If the mother in this video keeps her back to the baby, she’ll be stuck in an infinite loop of refolding and putting away the laundry.  She can’t afford to do that. She has a host of other tasks to complete. Similarly, your business needs to move forward despite operational breaks that are inevitable. So how do you fix this?

We believe you divide and conquer.  We give you a team of process experts that can document and execute plays approved by the team they support. Something breaks, they have a play and handle it. If not, they escalate.  You don’t worry about handling breaks at all.

Let’s say one of our teams supported the mother in the video.  The mother puts away all of the laundry only to find that the baby has thrown some of it on the floor. A team member would execute the “Refold the Laundry” play.  Now mom isn’t wasting her time double-doing.  Dinner is not going to make itself after all.

So we’ve given mom back valuable time, but that’s not the end.  One of the things that separates us from the herd is our focus on quality metrics and continuous evolution. By tracking the time spent by both our team and yours we can evaluate our effectiveness and identify additional time savings by supporting more of your task oriented workload.

In the example above our team member has a “Re-fold the laundry” play. But sorting, washing and drying the laundry is still on mom’s plate. With sophisticated metrics on the time mom is spending and the frequency the task occurs we can make an effective cost benefit analysis of our team taking on additional tasks.

Breaks are inevitable in any organization. How you choose to approach them determines whether or not they will impede progress.  Turning your back on the organizational impact of breaks is an almost certain way to end up a stuck organization, where everyone involved from management to the team itself, is constantly frustrated!

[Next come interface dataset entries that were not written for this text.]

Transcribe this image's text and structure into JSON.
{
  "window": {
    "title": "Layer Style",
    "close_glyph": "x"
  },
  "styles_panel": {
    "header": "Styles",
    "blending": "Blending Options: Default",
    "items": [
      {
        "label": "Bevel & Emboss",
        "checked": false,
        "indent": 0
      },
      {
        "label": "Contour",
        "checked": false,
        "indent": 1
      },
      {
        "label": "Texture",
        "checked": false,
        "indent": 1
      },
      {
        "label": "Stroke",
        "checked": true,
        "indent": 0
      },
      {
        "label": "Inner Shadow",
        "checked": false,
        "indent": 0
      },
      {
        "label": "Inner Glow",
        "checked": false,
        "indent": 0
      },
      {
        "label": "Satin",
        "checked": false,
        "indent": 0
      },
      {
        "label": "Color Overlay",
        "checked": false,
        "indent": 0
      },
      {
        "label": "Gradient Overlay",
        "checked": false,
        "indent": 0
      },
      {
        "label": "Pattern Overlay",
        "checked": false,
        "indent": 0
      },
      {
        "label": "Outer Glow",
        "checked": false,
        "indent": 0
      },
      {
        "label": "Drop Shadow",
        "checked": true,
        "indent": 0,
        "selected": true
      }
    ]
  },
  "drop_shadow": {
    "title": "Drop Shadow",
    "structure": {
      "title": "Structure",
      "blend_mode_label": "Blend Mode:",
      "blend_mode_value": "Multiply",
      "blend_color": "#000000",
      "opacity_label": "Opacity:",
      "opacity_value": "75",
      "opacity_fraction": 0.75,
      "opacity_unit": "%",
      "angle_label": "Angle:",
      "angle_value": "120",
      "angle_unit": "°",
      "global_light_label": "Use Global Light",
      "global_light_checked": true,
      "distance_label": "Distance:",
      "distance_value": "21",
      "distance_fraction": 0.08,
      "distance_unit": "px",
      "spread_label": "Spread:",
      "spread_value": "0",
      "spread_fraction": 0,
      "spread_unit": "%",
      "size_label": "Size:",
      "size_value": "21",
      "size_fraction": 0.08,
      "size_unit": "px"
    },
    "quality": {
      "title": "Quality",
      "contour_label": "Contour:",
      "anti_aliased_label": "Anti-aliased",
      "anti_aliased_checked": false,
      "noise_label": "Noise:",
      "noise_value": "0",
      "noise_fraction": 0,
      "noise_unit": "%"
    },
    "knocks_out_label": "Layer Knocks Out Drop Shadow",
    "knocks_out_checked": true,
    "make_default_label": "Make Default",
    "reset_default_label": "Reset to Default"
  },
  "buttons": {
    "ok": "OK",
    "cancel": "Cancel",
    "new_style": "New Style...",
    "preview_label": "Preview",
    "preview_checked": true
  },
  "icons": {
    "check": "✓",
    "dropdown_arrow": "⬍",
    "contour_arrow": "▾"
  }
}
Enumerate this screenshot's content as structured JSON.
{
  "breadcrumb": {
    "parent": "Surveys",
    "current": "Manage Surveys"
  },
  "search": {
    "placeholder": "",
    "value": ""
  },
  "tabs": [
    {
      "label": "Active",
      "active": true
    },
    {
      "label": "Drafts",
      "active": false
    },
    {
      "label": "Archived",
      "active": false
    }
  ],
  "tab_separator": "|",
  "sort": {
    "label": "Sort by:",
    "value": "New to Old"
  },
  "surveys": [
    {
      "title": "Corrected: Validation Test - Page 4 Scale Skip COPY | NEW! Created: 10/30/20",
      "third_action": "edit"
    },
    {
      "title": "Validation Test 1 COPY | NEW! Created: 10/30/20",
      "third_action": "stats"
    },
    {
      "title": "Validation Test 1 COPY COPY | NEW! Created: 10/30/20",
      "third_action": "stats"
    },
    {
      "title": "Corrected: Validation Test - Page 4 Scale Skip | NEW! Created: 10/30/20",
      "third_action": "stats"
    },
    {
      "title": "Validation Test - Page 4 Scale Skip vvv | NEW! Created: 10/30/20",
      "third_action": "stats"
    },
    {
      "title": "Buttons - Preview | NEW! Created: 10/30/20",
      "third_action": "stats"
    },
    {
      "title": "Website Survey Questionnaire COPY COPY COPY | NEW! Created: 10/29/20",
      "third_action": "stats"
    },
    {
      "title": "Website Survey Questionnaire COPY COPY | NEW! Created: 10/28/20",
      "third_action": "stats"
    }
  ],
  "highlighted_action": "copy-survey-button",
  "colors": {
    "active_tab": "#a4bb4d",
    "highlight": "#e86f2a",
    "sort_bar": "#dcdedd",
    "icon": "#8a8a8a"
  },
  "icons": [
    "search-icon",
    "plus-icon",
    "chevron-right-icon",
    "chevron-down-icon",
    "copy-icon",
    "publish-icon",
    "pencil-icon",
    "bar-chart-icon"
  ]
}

Have you seen this in your organization?  What else do you think contributes to organizations that can’t move forward?